(Beginning of Records to use)
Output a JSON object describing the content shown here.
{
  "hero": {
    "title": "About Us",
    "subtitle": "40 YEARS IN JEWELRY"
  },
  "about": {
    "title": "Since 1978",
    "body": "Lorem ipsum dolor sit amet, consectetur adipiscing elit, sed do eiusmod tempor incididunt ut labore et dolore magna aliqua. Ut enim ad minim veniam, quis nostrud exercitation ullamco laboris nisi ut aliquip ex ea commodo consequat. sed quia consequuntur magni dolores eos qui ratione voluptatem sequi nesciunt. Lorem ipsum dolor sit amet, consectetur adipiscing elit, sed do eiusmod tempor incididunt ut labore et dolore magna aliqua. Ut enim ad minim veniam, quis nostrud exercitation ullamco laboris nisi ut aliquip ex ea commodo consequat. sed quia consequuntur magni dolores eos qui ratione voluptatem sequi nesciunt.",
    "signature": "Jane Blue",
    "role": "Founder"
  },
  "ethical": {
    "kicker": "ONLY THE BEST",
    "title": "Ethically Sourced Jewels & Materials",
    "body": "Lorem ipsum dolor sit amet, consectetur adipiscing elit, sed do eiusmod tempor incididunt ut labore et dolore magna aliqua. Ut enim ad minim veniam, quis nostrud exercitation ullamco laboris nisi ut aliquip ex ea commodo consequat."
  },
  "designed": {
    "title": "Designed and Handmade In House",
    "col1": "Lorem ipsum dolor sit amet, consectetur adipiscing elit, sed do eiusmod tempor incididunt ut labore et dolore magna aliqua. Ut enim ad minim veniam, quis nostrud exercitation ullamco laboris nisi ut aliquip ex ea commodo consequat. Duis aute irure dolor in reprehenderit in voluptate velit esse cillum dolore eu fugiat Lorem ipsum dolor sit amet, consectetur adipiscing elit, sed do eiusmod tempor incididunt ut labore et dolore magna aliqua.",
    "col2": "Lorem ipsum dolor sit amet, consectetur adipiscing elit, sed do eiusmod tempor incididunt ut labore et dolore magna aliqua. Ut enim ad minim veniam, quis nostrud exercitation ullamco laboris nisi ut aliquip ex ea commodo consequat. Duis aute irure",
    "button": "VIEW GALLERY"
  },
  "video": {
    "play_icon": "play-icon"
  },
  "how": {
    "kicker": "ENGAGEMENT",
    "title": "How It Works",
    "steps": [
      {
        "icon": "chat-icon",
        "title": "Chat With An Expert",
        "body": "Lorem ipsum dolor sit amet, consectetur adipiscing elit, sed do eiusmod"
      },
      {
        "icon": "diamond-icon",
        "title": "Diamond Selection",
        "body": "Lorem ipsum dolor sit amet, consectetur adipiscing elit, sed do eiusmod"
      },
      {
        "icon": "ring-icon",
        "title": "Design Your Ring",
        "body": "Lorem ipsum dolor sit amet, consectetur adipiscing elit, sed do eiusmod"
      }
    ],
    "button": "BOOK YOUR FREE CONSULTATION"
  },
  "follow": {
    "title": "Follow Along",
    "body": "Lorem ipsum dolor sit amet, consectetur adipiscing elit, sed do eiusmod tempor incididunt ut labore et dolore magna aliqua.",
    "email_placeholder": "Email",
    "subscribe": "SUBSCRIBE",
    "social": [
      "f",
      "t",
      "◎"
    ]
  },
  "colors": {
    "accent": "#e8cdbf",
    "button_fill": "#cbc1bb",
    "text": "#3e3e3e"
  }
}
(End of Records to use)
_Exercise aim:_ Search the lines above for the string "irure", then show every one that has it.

_Result of this task:_
    "col1": "Lorem ipsum dolor sit amet, consectetur adipiscing elit, sed do eiusmod tempor incididunt ut labore et dolore magna aliqua. Ut enim ad minim veniam, quis nostrud exercitation ullamco laboris nisi ut aliquip ex ea commodo consequat. Duis aute irure dolor in reprehenderit in voluptate velit esse cillum dolore eu fugiat Lorem ipsum dolor sit amet, consectetur adipiscing elit, sed do eiusmod tempor incididunt ut labore et dolore magna aliqua.",
    "col2": "Lorem ipsum dolor sit amet, consectetur adipiscing elit, sed do eiusmod tempor incididunt ut labore et dolore magna aliqua. Ut enim ad minim veniam, quis nostrud exercitation ullamco laboris nisi ut aliquip ex ea commodo consequat. Duis aute irure",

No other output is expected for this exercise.